Your Student Life: Think Twice Before Pouring Yourself a "Quarantini."

April 4, 2021

Virtual classes, mandatory student COVID testing, masks, and hand sanitizing are strong efforts in the fight against COVID-19, but students must also consider their individual drinking habits at home and among peers. The World Health Organization (WHO) and the National Institute on Alcohol Abuse and Alcoholism (NIAAA) have published information to the public suggesting the avoidance of excessive drinking as it may be associated with higher severity and contraction rates of COVID-19.  

According to the NIAAA, “alcohol in the body at the time of exposure to a pathogen tends to impair the body’s immediate immune response to the pathogen making it easier for an infection to develop.” Furthermore, long-term alcohol misuse leads to impairment of immune cells that line the respiratory tract allowing SARS-CoV-2 virus particles easier admittance into the lungs as well as increased probability of developing Acute Respiratory Distress Syndrome (ARDS), where fluid collects in the lungs. COVID-19 contraction occurring for those diagnosed with ARDS is associated with a need for mechanical ventilation, extended stays in the ICU and higher risks of death. Research from Yale Medicine also suggests that heavy social drinking and binge drinking causes changes within cytokines (proteins that carry out the immune response) and function suppression of bone marrow, which produces disease fighting white blood cells.  

Students must watch their drinking habits as it not only affects the body’s immune response if COVID-19 contraction occurs, but also increases affects student ability to follow COVID-19 state and public health protocols. Alcohol reduces the functioning of information processing within the brain by decreasing activity in the prefrontal cortex (responsible for executive decision making) and increasing norepinephrine levels (stimulating neurotransmitter). These effects lead to decreased inhibition and increased impulsivity, which may prevent the strict and necessary following of COVID-19 public health protocols. Students are thus, more at risk of contracting and spreading COVID-19 if they are unable to follow prevention protocols of not gathering in large groups of more than 10 people, maintaining social distance of 6 feet, and wearing masks.  

Please visit for more information on Ohio State’s response to COVID-19.

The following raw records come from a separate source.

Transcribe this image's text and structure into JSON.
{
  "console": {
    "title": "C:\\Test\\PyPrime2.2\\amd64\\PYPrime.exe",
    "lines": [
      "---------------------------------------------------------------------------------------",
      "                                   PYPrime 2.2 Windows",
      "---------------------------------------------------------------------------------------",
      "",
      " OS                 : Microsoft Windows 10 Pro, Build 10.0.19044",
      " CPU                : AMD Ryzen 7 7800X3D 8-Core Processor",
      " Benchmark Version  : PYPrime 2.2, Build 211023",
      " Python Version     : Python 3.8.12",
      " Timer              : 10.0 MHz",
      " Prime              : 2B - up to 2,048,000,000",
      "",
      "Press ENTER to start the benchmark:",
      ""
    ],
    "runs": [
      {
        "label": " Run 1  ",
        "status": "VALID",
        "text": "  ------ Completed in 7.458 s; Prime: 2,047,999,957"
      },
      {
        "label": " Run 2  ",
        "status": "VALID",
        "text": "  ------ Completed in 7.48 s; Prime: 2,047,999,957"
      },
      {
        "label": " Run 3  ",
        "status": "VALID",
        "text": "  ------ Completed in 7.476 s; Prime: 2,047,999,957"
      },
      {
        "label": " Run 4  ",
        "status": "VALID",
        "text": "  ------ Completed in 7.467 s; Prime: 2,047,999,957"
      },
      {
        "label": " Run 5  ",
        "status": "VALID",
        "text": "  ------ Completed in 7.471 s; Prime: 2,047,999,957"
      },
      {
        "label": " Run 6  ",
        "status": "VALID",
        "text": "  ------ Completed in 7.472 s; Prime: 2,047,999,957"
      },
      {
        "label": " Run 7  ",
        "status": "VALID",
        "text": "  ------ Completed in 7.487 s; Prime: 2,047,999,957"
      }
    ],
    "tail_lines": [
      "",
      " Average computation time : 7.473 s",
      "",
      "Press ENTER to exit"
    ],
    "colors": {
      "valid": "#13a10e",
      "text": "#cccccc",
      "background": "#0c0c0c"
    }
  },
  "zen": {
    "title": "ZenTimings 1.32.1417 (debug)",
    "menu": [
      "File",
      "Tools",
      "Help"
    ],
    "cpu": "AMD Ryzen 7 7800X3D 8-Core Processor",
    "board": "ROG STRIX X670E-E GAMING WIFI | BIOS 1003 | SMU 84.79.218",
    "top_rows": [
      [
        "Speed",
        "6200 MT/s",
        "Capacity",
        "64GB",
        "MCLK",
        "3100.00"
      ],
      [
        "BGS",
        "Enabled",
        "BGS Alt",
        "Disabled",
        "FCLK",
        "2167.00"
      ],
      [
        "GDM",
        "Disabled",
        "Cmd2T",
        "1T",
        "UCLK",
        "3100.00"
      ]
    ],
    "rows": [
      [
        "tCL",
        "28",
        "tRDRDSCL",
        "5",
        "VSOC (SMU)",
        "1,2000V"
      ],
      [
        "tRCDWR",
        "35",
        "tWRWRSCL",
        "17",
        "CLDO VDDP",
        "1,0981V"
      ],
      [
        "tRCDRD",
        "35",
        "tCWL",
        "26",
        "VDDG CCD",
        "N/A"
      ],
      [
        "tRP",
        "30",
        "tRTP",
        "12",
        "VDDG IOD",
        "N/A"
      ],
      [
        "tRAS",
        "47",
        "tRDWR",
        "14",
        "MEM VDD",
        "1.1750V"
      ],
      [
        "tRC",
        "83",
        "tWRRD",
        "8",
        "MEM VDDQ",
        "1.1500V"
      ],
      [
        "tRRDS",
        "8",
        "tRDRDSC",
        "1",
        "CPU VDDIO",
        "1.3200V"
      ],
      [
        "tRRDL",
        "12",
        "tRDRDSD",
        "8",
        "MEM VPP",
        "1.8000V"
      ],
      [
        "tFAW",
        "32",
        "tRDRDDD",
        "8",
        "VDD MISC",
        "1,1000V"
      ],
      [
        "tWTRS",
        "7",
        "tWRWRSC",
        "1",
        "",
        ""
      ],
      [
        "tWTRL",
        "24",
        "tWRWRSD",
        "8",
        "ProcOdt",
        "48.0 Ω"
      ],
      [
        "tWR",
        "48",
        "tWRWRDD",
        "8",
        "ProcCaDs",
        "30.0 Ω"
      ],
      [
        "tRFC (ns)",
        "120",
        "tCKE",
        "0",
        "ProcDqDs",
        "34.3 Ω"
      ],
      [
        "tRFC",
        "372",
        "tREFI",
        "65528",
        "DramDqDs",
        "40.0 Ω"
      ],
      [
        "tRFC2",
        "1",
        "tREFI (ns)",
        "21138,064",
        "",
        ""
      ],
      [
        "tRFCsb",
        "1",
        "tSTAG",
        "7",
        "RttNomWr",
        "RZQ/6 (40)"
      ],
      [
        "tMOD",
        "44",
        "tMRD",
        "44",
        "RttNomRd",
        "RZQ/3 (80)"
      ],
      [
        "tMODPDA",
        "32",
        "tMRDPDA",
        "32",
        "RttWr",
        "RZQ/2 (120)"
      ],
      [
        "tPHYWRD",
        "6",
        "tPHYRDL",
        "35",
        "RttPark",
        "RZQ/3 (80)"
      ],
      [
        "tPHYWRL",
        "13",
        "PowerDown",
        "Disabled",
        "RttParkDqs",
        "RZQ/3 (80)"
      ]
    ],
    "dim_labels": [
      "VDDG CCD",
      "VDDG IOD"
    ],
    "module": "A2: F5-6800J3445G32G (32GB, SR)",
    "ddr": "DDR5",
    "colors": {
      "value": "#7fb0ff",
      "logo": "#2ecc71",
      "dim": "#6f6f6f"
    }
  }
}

Looking to explore your alcohol use more? Learn more about the free resources provided by the Student Wellness Center. Group services, 1on1 coaching, and digital platforms to fit your needs:


Alcohol Education Wellness Ambassadors
Student Wellness Center
Office of Student Life